This might in turn result in going against the guideline 2(vii), which states that human sensibilities are not offended by vulgarity, obscenity or depravity. Of course, we filmgoers have not heard ‘f bombs’ or S*** uttered by our favourite stars.
Guideline 2(xi) states scenes degrading or denigrating women in any manner are not presented. I wonder what they thought about all the item songs that has made so much money. What about all the suggestions, dialogues and comments in so many commercial films that degrade women?
2(x) states that scenes involving sexual violence against women like attempt to rape, rape or any form of molestation or scenes of a similar nature are avoided, and if any such incidence is germane to the theme, they shall be reduced to the minimum and no details are shown. Udta Punjab, the movie that received so many accolades last year, went head-to-head with CBFC for its certification too. However, the film did get the certificate after it approached the High Court. The CBFC had ordered 89 cuts initially but the scene which was not really included in the list was the one where Kumari Pinky (Alia Bhatt) was raped.
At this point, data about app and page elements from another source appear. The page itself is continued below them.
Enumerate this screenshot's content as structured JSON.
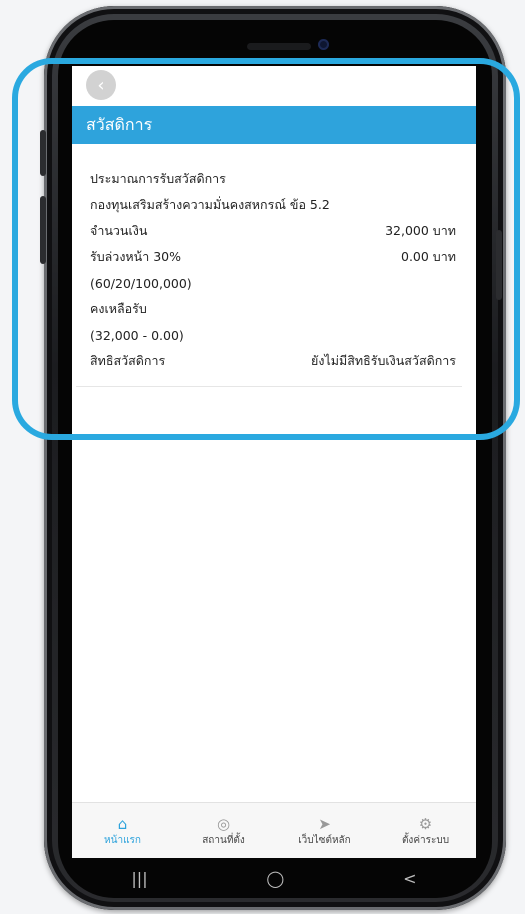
{
  "screen": {
    "back_icon": "chevron-left-icon",
    "title": "สวัสดิการ"
  },
  "welfare": {
    "rows": [
      {
        "label": "ประมาณการรับสวัสดิการ",
        "value": ""
      },
      {
        "label": "กองทุนเสริมสร้างความมั่นคงสหกรณ์ ข้อ 5.2",
        "value": ""
      },
      {
        "label": "จำนวนเงิน",
        "value": "32,000 บาท"
      },
      {
        "label": "รับล่วงหน้า 30%",
        "value": "0.00 บาท"
      },
      {
        "label": "(60/20/100,000)",
        "value": ""
      },
      {
        "label": "คงเหลือรับ",
        "value": ""
      },
      {
        "label": "(32,000 - 0.00)",
        "value": ""
      },
      {
        "label": "สิทธิสวัสดิการ",
        "value": "ยังไม่มีสิทธิรับเงินสวัสดิการ"
      }
    ]
  },
  "bottom_nav": {
    "items": [
      {
        "label": "หน้าแรก",
        "icon": "home-icon",
        "active": true
      },
      {
        "label": "สถานที่ตั้ง",
        "icon": "compass-icon",
        "active": false
      },
      {
        "label": "เว็บไซต์หลัก",
        "icon": "navigation-icon",
        "active": false
      },
      {
        "label": "ตั้งค่าระบบ",
        "icon": "gear-icon",
        "active": false
      }
    ]
  },
  "system_nav": {
    "recents_glyph": "|||",
    "home_glyph": "◯",
    "back_glyph": "<"
  },
  "colors": {
    "accent": "#2ea3dc",
    "highlight": "#2aa9e0",
    "back_button": "#d2d2d2"
  }
}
We wonder why they quote this guideline now.
2(xi) scenes showing sexual perversions shall be avoided and if such matters are germane to the theme they shall be reduced to the minimum and no details are shown. There is no way in which we could confirm what this means. The CBFC states this guideline after a film has been awarded Oxfam Best Film on Gender Equality Award. This same film was also awarded the Asia Spirit Prize in Tokyo International Film Festival and is also set to premier in London, France and USA.
2(xii) visuals or words contemptuous of racial, religious or other groups are not presented. All the films that had racial content come under this category. If CBFC deemed it necessary, even Chennai Express could make it to the list for having hurt the collective sentiments of south India.
3(i) Is judged in its entirety from the point of view of its overall impact. Ironic is what this is. A film, awarded internationally for its content; for creatively and effectively putting forth its take on marital rape, religious orthodoxy, sexuality of older women and most importantly women taking agency over their bodies is sure to have a negative impact on the society according to CBFC. Sure.